Wherever a picture appears, skip it and retype the rest of the data exactly.

(Items from an interface collection)
*** Begin section ***

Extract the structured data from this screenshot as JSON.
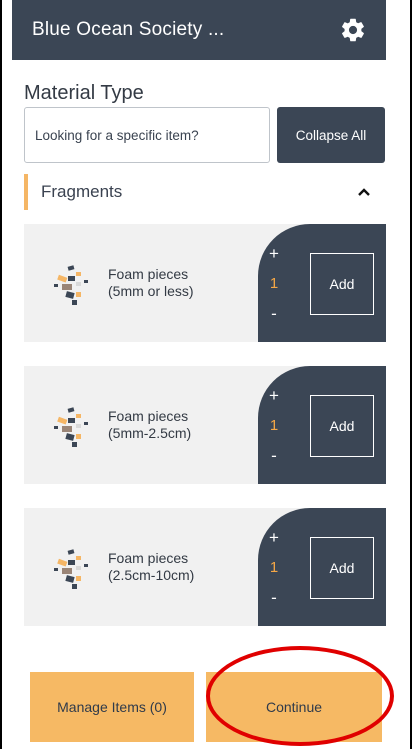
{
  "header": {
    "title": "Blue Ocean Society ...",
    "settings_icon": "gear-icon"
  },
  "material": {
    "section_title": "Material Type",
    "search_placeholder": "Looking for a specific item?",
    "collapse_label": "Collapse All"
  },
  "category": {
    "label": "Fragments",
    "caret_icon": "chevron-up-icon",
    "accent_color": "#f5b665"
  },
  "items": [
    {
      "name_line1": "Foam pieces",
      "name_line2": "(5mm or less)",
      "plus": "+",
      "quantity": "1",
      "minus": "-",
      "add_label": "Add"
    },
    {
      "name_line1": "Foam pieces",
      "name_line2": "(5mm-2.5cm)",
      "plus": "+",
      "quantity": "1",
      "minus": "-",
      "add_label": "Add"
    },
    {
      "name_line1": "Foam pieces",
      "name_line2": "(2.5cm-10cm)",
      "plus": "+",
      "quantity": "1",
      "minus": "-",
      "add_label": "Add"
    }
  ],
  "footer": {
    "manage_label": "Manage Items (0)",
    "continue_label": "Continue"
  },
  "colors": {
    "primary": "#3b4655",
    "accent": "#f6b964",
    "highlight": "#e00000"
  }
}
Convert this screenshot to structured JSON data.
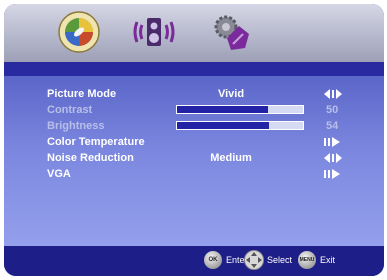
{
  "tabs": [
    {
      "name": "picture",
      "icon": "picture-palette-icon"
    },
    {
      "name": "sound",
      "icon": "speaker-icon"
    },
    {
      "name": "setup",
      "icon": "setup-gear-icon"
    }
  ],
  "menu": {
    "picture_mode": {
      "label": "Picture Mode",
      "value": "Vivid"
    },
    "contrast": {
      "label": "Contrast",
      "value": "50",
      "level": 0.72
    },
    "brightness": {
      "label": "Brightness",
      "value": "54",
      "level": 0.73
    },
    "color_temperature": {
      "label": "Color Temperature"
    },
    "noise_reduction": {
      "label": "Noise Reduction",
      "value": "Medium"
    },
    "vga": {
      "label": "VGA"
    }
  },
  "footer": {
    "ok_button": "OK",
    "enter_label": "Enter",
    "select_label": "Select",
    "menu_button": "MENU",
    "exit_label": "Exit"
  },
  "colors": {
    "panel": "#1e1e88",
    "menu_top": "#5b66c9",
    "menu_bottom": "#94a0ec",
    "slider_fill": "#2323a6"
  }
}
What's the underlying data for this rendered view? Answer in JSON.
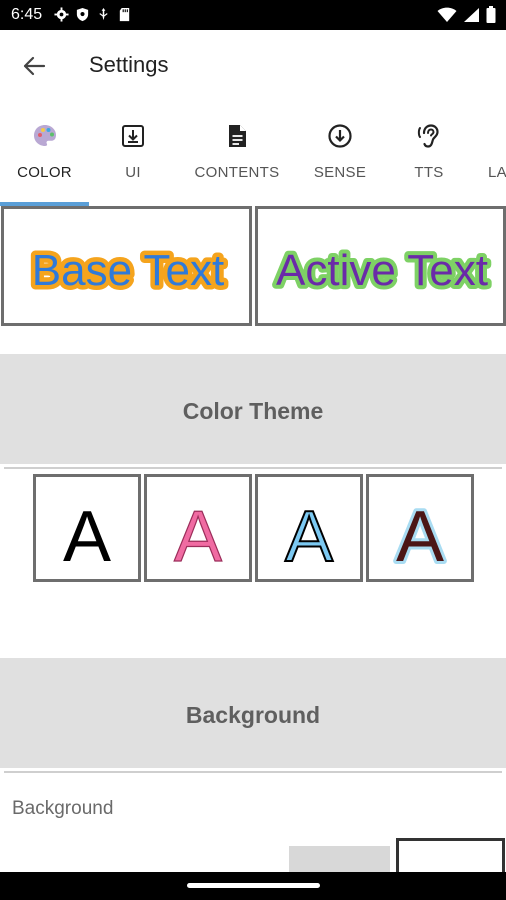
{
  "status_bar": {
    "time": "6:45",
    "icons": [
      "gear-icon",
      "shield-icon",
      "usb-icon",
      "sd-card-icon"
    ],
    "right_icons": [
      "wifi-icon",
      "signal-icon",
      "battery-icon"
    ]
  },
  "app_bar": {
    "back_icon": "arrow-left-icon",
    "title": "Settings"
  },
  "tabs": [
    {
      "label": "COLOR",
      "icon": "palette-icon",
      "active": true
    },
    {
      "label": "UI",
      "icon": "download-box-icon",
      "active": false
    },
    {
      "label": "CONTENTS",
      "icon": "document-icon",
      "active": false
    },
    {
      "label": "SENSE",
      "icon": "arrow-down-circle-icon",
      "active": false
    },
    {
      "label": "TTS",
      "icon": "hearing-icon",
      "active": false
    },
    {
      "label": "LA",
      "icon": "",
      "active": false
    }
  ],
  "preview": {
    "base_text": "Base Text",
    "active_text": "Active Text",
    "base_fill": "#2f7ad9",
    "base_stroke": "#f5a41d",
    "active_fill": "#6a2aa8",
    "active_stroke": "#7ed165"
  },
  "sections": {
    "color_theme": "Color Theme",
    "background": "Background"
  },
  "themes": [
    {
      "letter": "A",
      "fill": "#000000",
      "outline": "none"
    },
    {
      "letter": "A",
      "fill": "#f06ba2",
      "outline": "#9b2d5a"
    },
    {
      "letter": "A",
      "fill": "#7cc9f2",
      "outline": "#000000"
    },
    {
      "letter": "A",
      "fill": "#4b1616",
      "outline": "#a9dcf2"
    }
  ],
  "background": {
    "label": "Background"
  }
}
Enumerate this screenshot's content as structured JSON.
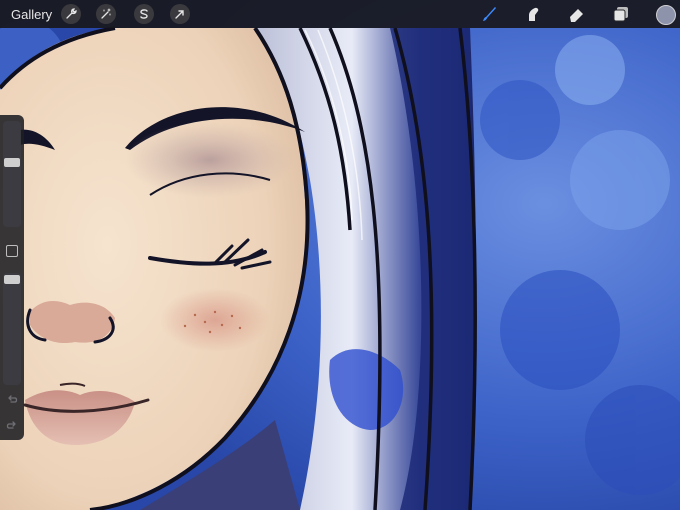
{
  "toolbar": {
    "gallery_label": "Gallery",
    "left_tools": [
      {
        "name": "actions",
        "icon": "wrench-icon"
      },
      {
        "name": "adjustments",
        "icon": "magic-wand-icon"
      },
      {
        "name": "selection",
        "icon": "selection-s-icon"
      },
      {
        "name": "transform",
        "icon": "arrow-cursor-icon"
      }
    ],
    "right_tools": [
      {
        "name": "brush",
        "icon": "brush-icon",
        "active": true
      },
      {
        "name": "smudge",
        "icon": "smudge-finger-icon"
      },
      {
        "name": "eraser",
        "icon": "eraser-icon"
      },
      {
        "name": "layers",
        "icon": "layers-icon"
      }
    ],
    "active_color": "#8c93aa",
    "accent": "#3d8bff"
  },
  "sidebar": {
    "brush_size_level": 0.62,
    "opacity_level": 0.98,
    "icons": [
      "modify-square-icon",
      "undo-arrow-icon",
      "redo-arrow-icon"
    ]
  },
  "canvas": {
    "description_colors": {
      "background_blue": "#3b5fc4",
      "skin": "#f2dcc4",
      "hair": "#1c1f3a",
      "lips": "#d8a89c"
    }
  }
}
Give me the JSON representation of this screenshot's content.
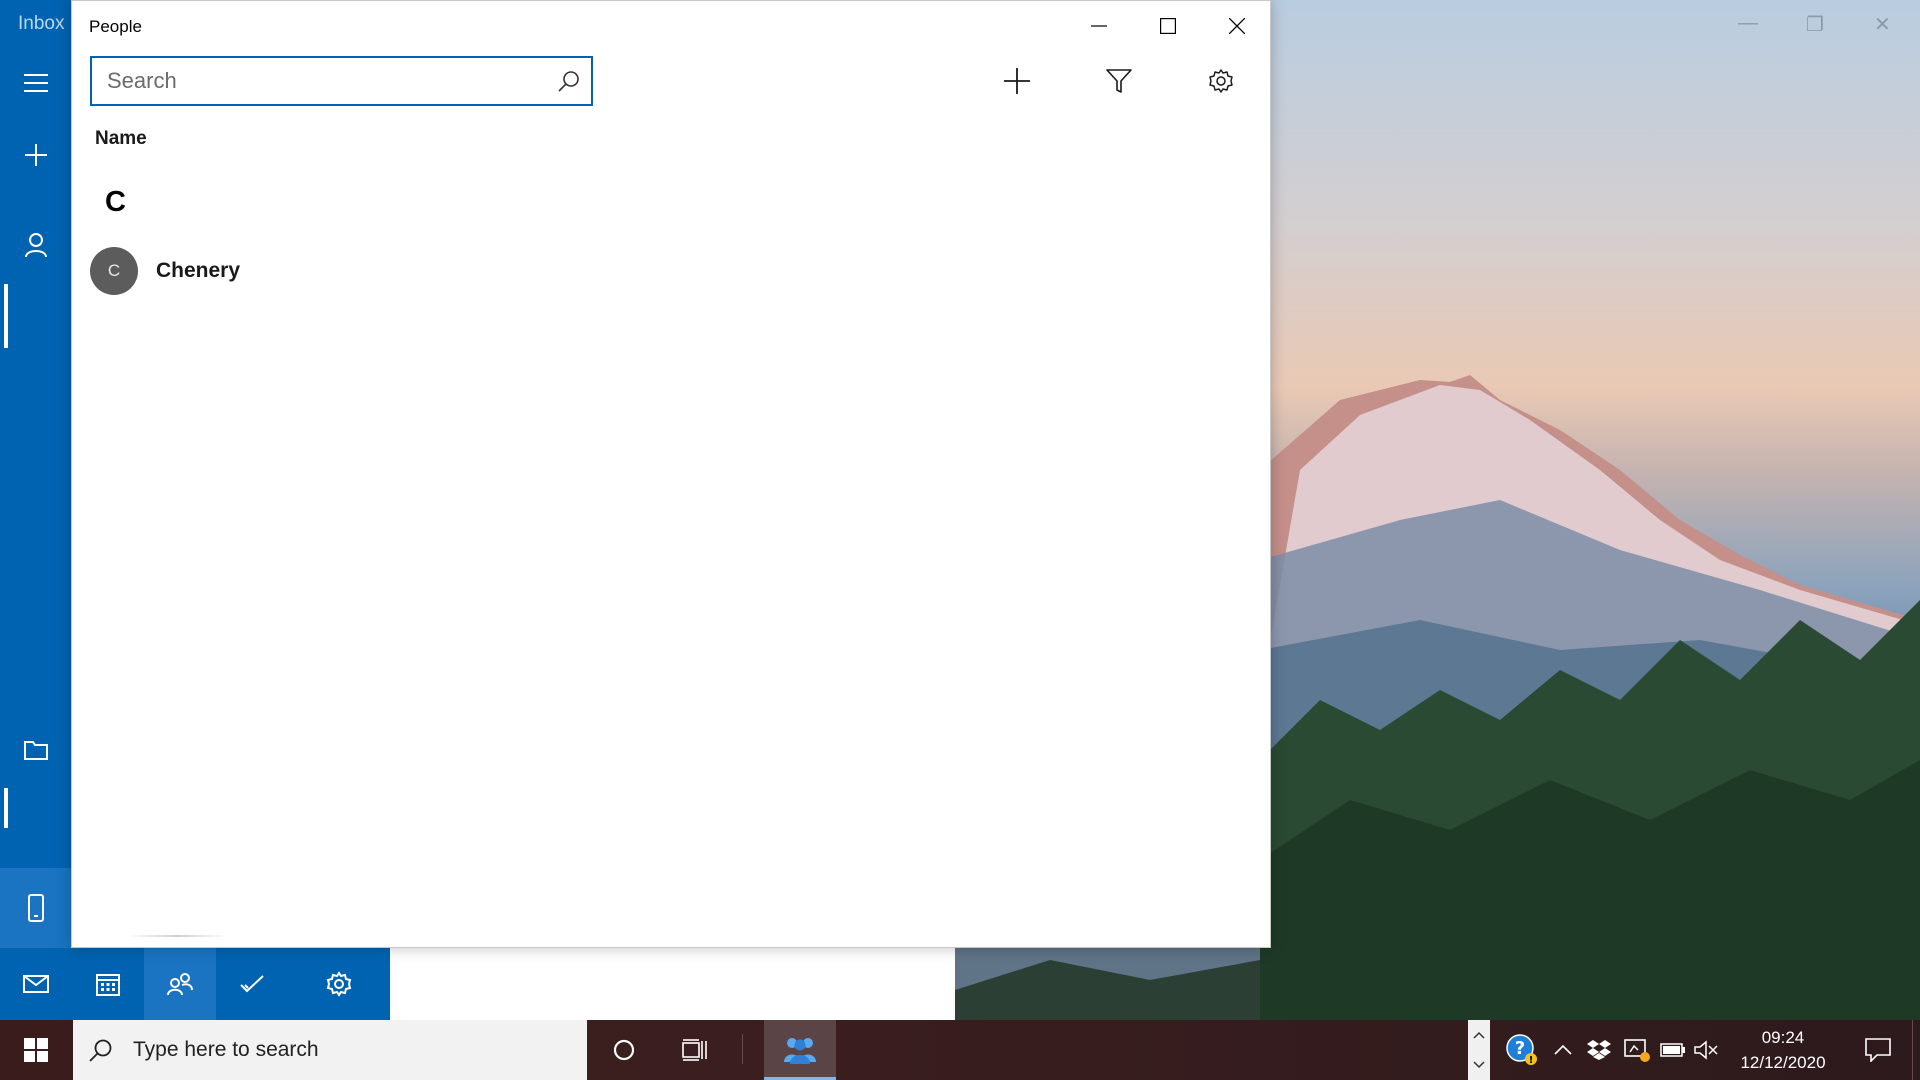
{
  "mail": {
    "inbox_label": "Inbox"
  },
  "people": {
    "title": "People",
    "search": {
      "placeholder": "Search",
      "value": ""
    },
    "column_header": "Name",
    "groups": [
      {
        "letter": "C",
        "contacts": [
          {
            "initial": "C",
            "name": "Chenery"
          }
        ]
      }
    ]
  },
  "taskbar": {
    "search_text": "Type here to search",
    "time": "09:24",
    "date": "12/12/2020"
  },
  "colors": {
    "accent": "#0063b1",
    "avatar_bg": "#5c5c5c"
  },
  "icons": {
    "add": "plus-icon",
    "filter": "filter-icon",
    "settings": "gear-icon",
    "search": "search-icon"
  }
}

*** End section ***

● SOLUTION TO THIS EXERCISE:
Extract the structured data from this screenshot as JSON.
{
  "header": {
    "title": "Blue Ocean Society ...",
    "settings_icon": "gear-icon"
  },
  "material": {
    "section_title": "Material Type",
    "search_placeholder": "Looking for a specific item?",
    "collapse_label": "Collapse All"
  },
  "category": {
    "label": "Fragments",
    "caret_icon": "chevron-up-icon",
    "accent_color": "#f5b665"
  },
  "items": [
    {
      "name_line1": "Foam pieces",
      "name_line2": "(5mm or less)",
      "plus": "+",
      "quantity": "1",
      "minus": "-",
      "add_label": "Add"
    },
    {
      "name_line1": "Foam pieces",
      "name_line2": "(5mm-2.5cm)",
      "plus": "+",
      "quantity": "1",
      "minus": "-",
      "add_label": "Add"
    },
    {
      "name_line1": "Foam pieces",
      "name_line2": "(2.5cm-10cm)",
      "plus": "+",
      "quantity": "1",
      "minus": "-",
      "add_label": "Add"
    }
  ],
  "footer": {
    "manage_label": "Manage Items (0)",
    "continue_label": "Continue"
  },
  "colors": {
    "primary": "#3b4655",
    "accent": "#f6b964",
    "highlight": "#e00000"
  }
}
Convert this screenshot to structured JSON data.
{
  "tabs": [
    {
      "name": "picture",
      "icon": "picture-palette-icon"
    },
    {
      "name": "sound",
      "icon": "speaker-icon"
    },
    {
      "name": "setup",
      "icon": "setup-gear-icon"
    }
  ],
  "menu": {
    "picture_mode": {
      "label": "Picture Mode",
      "value": "Vivid"
    },
    "contrast": {
      "label": "Contrast",
      "value": "50",
      "level": 0.72
    },
    "brightness": {
      "label": "Brightness",
      "value": "54",
      "level": 0.73
    },
    "color_temperature": {
      "label": "Color Temperature"
    },
    "noise_reduction": {
      "label": "Noise Reduction",
      "value": "Medium"
    },
    "vga": {
      "label": "VGA"
    }
  },
  "footer": {
    "ok_button": "OK",
    "enter_label": "Enter",
    "select_label": "Select",
    "menu_button": "MENU",
    "exit_label": "Exit"
  },
  "colors": {
    "panel": "#1e1e88",
    "menu_top": "#5b66c9",
    "menu_bottom": "#94a0ec",
    "slider_fill": "#2323a6"
  }
}
What's the underlying data for this rendered view? Answer in JSON.
{
  "status_bar": {
    "time": "6:45",
    "icons": [
      "gear-icon",
      "shield-icon",
      "usb-icon",
      "sd-card-icon"
    ],
    "right_icons": [
      "wifi-icon",
      "signal-icon",
      "battery-icon"
    ]
  },
  "app_bar": {
    "back_icon": "arrow-left-icon",
    "title": "Settings"
  },
  "tabs": [
    {
      "label": "COLOR",
      "icon": "palette-icon",
      "active": true
    },
    {
      "label": "UI",
      "icon": "download-box-icon",
      "active": false
    },
    {
      "label": "CONTENTS",
      "icon": "document-icon",
      "active": false
    },
    {
      "label": "SENSE",
      "icon": "arrow-down-circle-icon",
      "active": false
    },
    {
      "label": "TTS",
      "icon": "hearing-icon",
      "active": false
    },
    {
      "label": "LA",
      "icon": "",
      "active": false
    }
  ],
  "preview": {
    "base_text": "Base Text",
    "active_text": "Active Text",
    "base_fill": "#2f7ad9",
    "base_stroke": "#f5a41d",
    "active_fill": "#6a2aa8",
    "active_stroke": "#7ed165"
  },
  "sections": {
    "color_theme": "Color Theme",
    "background": "Background"
  },
  "themes": [
    {
      "letter": "A",
      "fill": "#000000",
      "outline": "none"
    },
    {
      "letter": "A",
      "fill": "#f06ba2",
      "outline": "#9b2d5a"
    },
    {
      "letter": "A",
      "fill": "#7cc9f2",
      "outline": "#000000"
    },
    {
      "letter": "A",
      "fill": "#4b1616",
      "outline": "#a9dcf2"
    }
  ],
  "background": {
    "label": "Background"
  }
}
Enumerate this screenshot's content as structured JSON.
{
  "toolbar": {
    "gallery_label": "Gallery",
    "left_tools": [
      {
        "name": "actions",
        "icon": "wrench-icon"
      },
      {
        "name": "adjustments",
        "icon": "magic-wand-icon"
      },
      {
        "name": "selection",
        "icon": "selection-s-icon"
      },
      {
        "name": "transform",
        "icon": "arrow-cursor-icon"
      }
    ],
    "right_tools": [
      {
        "name": "brush",
        "icon": "brush-icon",
        "active": true
      },
      {
        "name": "smudge",
        "icon": "smudge-finger-icon"
      },
      {
        "name": "eraser",
        "icon": "eraser-icon"
      },
      {
        "name": "layers",
        "icon": "layers-icon"
      }
    ],
    "active_color": "#8c93aa",
    "accent": "#3d8bff"
  },
  "sidebar": {
    "brush_size_level": 0.62,
    "opacity_level": 0.98,
    "icons": [
      "modify-square-icon",
      "undo-arrow-icon",
      "redo-arrow-icon"
    ]
  },
  "canvas": {
    "description_colors": {
      "background_blue": "#3b5fc4",
      "skin": "#f2dcc4",
      "hair": "#1c1f3a",
      "lips": "#d8a89c"
    }
  }
}
Give me the JSON representation of this screenshot's content.
{
  "mail": {
    "inbox_label": "Inbox"
  },
  "people": {
    "title": "People",
    "search": {
      "placeholder": "Search",
      "value": ""
    },
    "column_header": "Name",
    "groups": [
      {
        "letter": "C",
        "contacts": [
          {
            "initial": "C",
            "name": "Chenery"
          }
        ]
      }
    ]
  },
  "taskbar": {
    "search_text": "Type here to search",
    "time": "09:24",
    "date": "12/12/2020"
  },
  "colors": {
    "accent": "#0063b1",
    "avatar_bg": "#5c5c5c"
  },
  "icons": {
    "add": "plus-icon",
    "filter": "filter-icon",
    "settings": "gear-icon",
    "search": "search-icon"
  }
}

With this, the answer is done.